This time of year seems to always bring out the best in everyone. People seem to be a little bit kinder, a little bit friendlier, a little bit more generous. Everyone seems willing to take a minute to reflect on the year they have been through. I have not been able to discern if this is because it is the Christmas season and suddenly religion becomes important to the non-religious community again or perhaps because the New Year is coming and people are acutely aware of the passage of time. Whatever it is: the end of another year, or the Christmas season or both, it’s refreshing relief from the depressing news stories and the seemingly hard life that happens here on Earth.

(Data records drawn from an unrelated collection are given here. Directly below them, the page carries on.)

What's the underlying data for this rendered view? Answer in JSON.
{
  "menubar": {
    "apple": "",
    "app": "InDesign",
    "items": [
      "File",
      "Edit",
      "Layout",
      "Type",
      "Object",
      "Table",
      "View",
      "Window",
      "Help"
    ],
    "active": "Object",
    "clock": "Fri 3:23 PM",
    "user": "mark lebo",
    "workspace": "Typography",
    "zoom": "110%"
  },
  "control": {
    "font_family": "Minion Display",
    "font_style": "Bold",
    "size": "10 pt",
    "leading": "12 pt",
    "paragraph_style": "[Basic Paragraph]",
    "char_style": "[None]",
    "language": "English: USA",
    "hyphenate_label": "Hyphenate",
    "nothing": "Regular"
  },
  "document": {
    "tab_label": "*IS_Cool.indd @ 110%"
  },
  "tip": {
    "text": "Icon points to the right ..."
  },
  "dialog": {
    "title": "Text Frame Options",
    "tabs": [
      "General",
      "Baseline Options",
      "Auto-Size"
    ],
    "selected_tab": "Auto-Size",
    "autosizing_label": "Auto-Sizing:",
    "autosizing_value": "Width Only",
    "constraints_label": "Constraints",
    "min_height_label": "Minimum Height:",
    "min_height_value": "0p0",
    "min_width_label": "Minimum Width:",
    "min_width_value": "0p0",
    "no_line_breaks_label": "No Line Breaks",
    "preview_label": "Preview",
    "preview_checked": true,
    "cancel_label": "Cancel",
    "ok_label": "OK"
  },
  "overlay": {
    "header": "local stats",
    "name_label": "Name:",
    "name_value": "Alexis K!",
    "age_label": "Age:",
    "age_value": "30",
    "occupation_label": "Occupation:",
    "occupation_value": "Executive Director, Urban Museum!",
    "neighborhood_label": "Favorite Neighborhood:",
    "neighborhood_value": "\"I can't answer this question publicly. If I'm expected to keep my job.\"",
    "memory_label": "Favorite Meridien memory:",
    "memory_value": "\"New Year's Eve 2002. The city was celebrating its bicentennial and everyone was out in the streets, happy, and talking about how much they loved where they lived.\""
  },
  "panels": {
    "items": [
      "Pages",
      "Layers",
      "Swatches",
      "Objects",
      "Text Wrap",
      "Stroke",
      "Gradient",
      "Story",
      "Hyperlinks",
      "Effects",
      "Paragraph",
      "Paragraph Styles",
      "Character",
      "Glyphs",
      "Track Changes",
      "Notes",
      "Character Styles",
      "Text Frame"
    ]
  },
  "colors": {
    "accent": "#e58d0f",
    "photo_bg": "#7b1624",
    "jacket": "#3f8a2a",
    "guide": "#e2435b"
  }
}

As I take my own moment to reflect, I am startled (once again) at how fast this semester has flown by. It is shocking, especially since this semester has been my favorite and yet most difficult so far. There has not been a dull moment and it has been exciting to follow some of my friends study abroad adventures. Here on the hill, I have had some moments. There have been moments of joy when old friends come back to visit and celebratory moments when someone lands a job. There have been moments of sorrow when I learned that I lost a loved one. And there have been moments of happiness when I make it through a particularly stressful week and I get to sleep in on Saturday. Through it all though, my friends at Holy Cross have stood by me and supported me. I am finally beginning to understand why people say that your college friends will be your friends for life. You get each other through the long nights before exams and big papers, you help each other through the sad times and the stressful times. As I am reflecting on my college experience so far, and my time on Holy Cross’s campus as a junior begins to close—I realize how thankful I am to be surrounded by such caring and loving people. I realize how many gifts and experiences at Holy Cross have shaped me, only some of which happened in the classroom. My life at Holy Cross has made me a more aware person, not just of myself but of other people. It draws my eye to the injustices happening in our world and calls me to take a second look at the life I lead and determine if it is one I will be proud to have lived 50 years from now. Holy Cross and the people I am surrounded with have given me so much outside of the structured classroom. It’s a gift. And one that I need to take a step back and be thankful for more often.